After receiving a bye to the semi-finals, Canada then made easy work of OAR (Olympic Athletes from Russia), comfortably winning 5-0. Having already beaten the United States in the group stages, Canada was widely expected to repeat the feat in the final. But things didn’t exactly go according to the form book.
Indeed, with the game finishing at 2-2, the two sides faced a sudden-death shootout. And it was the United States that held its nerve, winning 3-2 with Jocelyne Lamoureux-Davidson netting the decisive shot. It was the States’ first gold medal in the event since Nagano, Japan, in 1998, when coincidentally it also beat Canada.
And one particular member of Team Canada wasn’t exactly gracious about the result. Indeed, Larocque let the entire world know how unhappy she was when she stepped onto the podium to receive her silver medal. For when an official put it around her neck, she quickly snatched it off.
Larocque simply held onto the silver for the rest of the ceremony, prompting the joyous American fans to chant, “Put your medal on.” When asked why she chose such a stance, the defenseman replied, “Just hard. We were going for gold.” Larocque acknowledged that a silver would eventually be a consolation, “But … not at the moment.”
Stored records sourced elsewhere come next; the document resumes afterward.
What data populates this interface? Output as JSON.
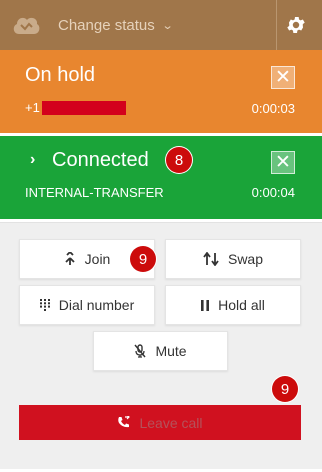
{
  "topbar": {
    "status_label": "Change status",
    "logo_icon": "cloud-phone-logo-icon",
    "dropdown_icon": "chevron-down-icon",
    "settings_icon": "gear-icon",
    "color": "#a0764a"
  },
  "on_hold": {
    "title": "On hold",
    "number_prefix": "+1",
    "timer": "0:00:03",
    "color": "#e8862f",
    "close_label": "✕"
  },
  "connected": {
    "title": "Connected",
    "badge": "8",
    "destination": "INTERNAL-TRANSFER",
    "timer": "0:00:04",
    "color": "#1aa439",
    "close_label": "✕"
  },
  "actions": {
    "join": "Join",
    "join_badge": "9",
    "swap": "Swap",
    "dial_number": "Dial number",
    "hold_all": "Hold all",
    "mute": "Mute"
  },
  "leave": {
    "label": "Leave call",
    "badge": "9",
    "color": "#d0111f"
  }
}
After struggling to respond to reporters’ questions, Larocque headed for the dressing room. But before she could make it, she was pulled over by an IIHF official, who informed her that her medal behavior was against governing body rules. Larocque compliantly nodded during the talk, but it’s not known whether she ever did put her silver back on.
Larocque faced a backlash from some Twitter users who felt her conduct had lacked class. One viewer said, “Very disappointed in Jocelyne Larocque’s display of incredibly un-Canadian sportsmanship and being a poor loser.” Another commented, “As a Canadian I am embarrassed. Grow up! You are playing with adults now. Shame!”
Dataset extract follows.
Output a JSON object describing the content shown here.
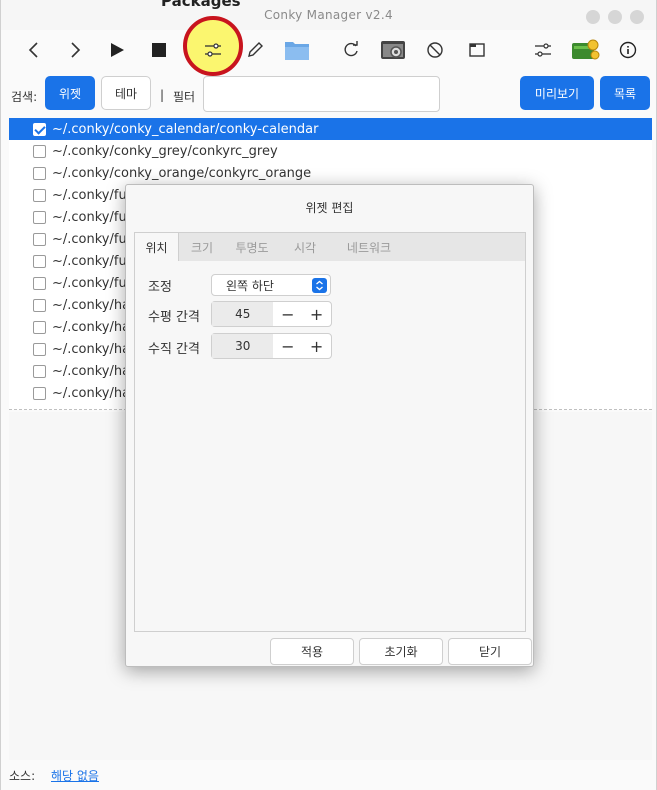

But not everyone on Twitter felt the same way. “If you’re out here bitching about Jocelyne Larocque taking off her silver medal you’ve probably never played a sport past middle school,” commented one supporter. And referring to Olympic events with finals and third-place play-offs, another user said, “you win a gold or a bronze medal, but you do not win a silver. You get it.”
And Larocque’s actions were also defended by an unlikely ally – the United States coach who had just guided his team to victory. Robb Stauber told the Globe and Mail, “I definitely understand it. It’s a very heated rivalry.” When asked whether she empathized with Larocque’s high emotions, Canada coach Laura Schuler replied, “For sure. You feel like you’ve let your country down.”
Larocque also received support from fellow Team Canada player Meghan Agosta. “The decision that she made, it wasn’t any ill will. She didn’t mean to disrespect anybody. We train so hard and we went there for gold. It was unfortunate that we ended up losing, but Jocelyne Larocque, she’s an amazing leader, an amazing person, a great teammate.”
However, Larocque did later apologize for her conduct in an official statement. “In the moment, I was disappointed with the outcome of the game, and my emotions got the better of me. I meant no disrespect – it has been an honor to represent my country and win a medal for Canada. Please understand this was a moment in time that I truly wish I could take back.”
Larocque also acknowledged that she’d let down those who look up to her. “I take seriously being a role model to young girls and representing our country. My actions did not demonstrate the values our team, myself and my family live, and for that I am truly sorry.”
And Larocque seemed keen to put the whole incident behind her as quickly as possible. Shortly after her return from Korea, Markham Thunder announced that its captain would be taking to the ice for the Rogers Hometown Hockey Weekend. This made Larocque the first hockey player who had competed in the 2018 Winter Olympics to return to a North American professional team.